    Next up is a little over two hours of behind-the-scenes footage, introduced by director DeCoteau. The original found footage was around six hours long, with this representing what was deemed most interesting. Diehard fans will find a lot to digest here, from seeing actors being made up to seeing the director milling about directing. It’s certainly interesting, though at two hours, the majority of people will probably want to watch it with DeCoteau’s commentary turned on. The commentary is as interesting as that for the film and features a lot of factoids and anecdotes that should enrich the viewers’ experience with the film itself.

    Trailers include Ravenwolf Towers (1:40), Killjoy Psycho Circus (1:50), Puppet Master 2 (2:07), Puppet Master 3 (2:16), Puppet Master X (1:37), and Specters (1:30).

    The Final Word:

    Retro Puppet Master is a retro-style film, a Universal throwback with elements of Hammer Horror, done up in Full Moon’s trademark, brightly lit, and colorful style. It’s an entertaining film, and Full Moon has given it a strong visual transfer from stellar sources.

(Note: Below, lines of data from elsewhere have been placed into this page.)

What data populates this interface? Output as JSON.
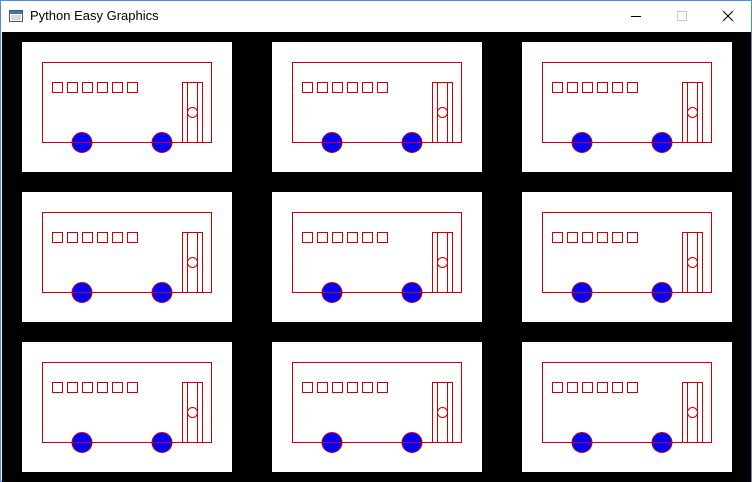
{
  "window": {
    "title": "Python Easy Graphics",
    "icon": "python-window-icon",
    "controls": [
      "minimize-icon",
      "maximize-icon",
      "close-icon"
    ]
  },
  "canvas": {
    "background": "#000000",
    "grid": {
      "rows": 3,
      "columns": 3
    },
    "panel_background": "#ffffff",
    "bus": {
      "outline_color": "#cc0000",
      "wheel_fill": "#0000ff",
      "wheel_outline": "#cc0000",
      "window_count": 6,
      "door_knob": "circle"
    }
  }
}
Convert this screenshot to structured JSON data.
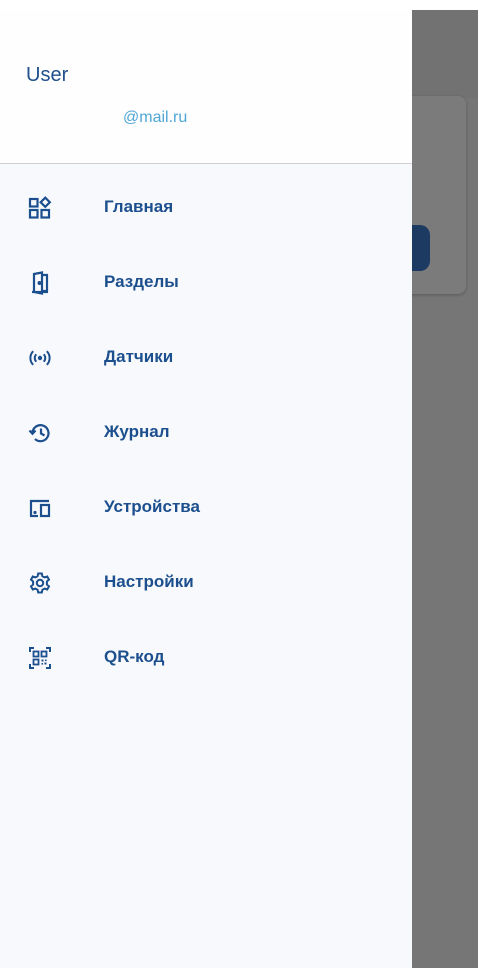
{
  "user": {
    "name": "User",
    "email": "@mail.ru"
  },
  "menu": {
    "items": [
      {
        "label": "Главная",
        "icon": "dashboard-icon"
      },
      {
        "label": "Разделы",
        "icon": "door-open-icon"
      },
      {
        "label": "Датчики",
        "icon": "sensor-signal-icon"
      },
      {
        "label": "Журнал",
        "icon": "history-icon"
      },
      {
        "label": "Устройства",
        "icon": "devices-icon"
      },
      {
        "label": "Настройки",
        "icon": "gear-icon"
      },
      {
        "label": "QR-код",
        "icon": "qr-code-icon"
      }
    ]
  },
  "colors": {
    "accent": "#1c4f8e",
    "email": "#4fa7d6",
    "drawer_bg": "#f8f9fc",
    "scrim": "#767676",
    "background_button": "#1d3a63"
  }
}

The sound could be better, but the extras are killer, particularly DeCoteau and Sestero’s commentary. Fans of the film won’t be disappointed, while people new to the Puppet Master series just might find themselves won over to Full Moon’s particular brand of horror.

    Christopher Workman is a freelance writer, film critic, and co-author (with Troy Howarth) of the Tome of Terror horror film review series. Horror Films of the Silent Era and Horror Films of the 1930s are currently available, with Horror Films of the 1940s due out early next year.

    Click on the images below for full sized Blu-ray screen caps!